PROVIDED RECORDS =>
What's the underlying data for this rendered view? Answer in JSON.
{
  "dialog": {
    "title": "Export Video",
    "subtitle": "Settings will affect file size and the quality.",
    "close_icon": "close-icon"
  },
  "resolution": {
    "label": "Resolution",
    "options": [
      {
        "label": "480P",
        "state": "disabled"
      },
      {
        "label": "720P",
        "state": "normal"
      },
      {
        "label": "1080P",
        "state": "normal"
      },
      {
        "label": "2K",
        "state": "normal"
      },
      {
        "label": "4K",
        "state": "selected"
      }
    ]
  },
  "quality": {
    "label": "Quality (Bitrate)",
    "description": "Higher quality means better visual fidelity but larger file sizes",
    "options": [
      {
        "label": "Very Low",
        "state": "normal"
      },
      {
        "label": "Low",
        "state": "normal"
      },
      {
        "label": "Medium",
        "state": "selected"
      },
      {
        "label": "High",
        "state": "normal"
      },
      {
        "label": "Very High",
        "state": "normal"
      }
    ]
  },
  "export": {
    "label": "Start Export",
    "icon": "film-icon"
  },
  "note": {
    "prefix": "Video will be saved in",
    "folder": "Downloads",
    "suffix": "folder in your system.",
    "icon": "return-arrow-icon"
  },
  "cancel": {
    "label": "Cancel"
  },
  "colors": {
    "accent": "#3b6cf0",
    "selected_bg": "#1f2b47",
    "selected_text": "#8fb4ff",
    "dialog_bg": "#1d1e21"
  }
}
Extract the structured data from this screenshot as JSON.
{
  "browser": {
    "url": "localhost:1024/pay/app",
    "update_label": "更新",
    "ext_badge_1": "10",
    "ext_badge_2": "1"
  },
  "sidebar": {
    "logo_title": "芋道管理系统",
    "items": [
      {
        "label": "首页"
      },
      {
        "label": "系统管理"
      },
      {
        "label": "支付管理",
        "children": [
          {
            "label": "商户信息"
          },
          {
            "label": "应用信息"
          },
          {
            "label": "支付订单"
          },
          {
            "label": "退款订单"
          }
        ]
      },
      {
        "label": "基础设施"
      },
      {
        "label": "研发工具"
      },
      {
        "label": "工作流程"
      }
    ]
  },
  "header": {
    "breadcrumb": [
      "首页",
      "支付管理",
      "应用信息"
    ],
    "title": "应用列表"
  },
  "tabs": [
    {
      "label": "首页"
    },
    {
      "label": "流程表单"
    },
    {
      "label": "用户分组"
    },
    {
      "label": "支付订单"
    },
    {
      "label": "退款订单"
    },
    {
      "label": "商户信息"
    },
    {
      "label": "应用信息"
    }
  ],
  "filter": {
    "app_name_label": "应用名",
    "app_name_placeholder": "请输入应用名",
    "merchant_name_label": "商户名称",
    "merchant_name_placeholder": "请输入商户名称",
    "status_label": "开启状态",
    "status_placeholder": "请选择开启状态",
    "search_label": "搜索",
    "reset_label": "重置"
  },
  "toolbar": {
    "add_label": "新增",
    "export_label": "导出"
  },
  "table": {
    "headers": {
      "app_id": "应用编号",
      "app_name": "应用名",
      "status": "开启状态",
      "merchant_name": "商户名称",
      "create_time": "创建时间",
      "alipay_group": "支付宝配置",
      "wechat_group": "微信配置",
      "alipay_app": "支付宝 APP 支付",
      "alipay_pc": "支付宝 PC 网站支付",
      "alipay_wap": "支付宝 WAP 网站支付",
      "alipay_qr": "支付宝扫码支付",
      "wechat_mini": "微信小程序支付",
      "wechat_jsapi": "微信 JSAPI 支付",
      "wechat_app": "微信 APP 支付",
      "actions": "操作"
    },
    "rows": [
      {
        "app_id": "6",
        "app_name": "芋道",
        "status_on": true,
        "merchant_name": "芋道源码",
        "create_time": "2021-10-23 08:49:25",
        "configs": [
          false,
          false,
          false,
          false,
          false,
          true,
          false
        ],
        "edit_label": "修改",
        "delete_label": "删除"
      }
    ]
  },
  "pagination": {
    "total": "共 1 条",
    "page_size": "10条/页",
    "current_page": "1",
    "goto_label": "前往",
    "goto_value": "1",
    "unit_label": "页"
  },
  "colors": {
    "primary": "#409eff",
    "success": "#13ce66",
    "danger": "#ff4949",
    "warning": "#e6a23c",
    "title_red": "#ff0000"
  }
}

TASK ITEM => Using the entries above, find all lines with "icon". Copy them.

WRITTEN RESPONSE =>
    "close_icon": "close-icon"
    "icon": "film-icon"
    "icon": "return-arrow-icon"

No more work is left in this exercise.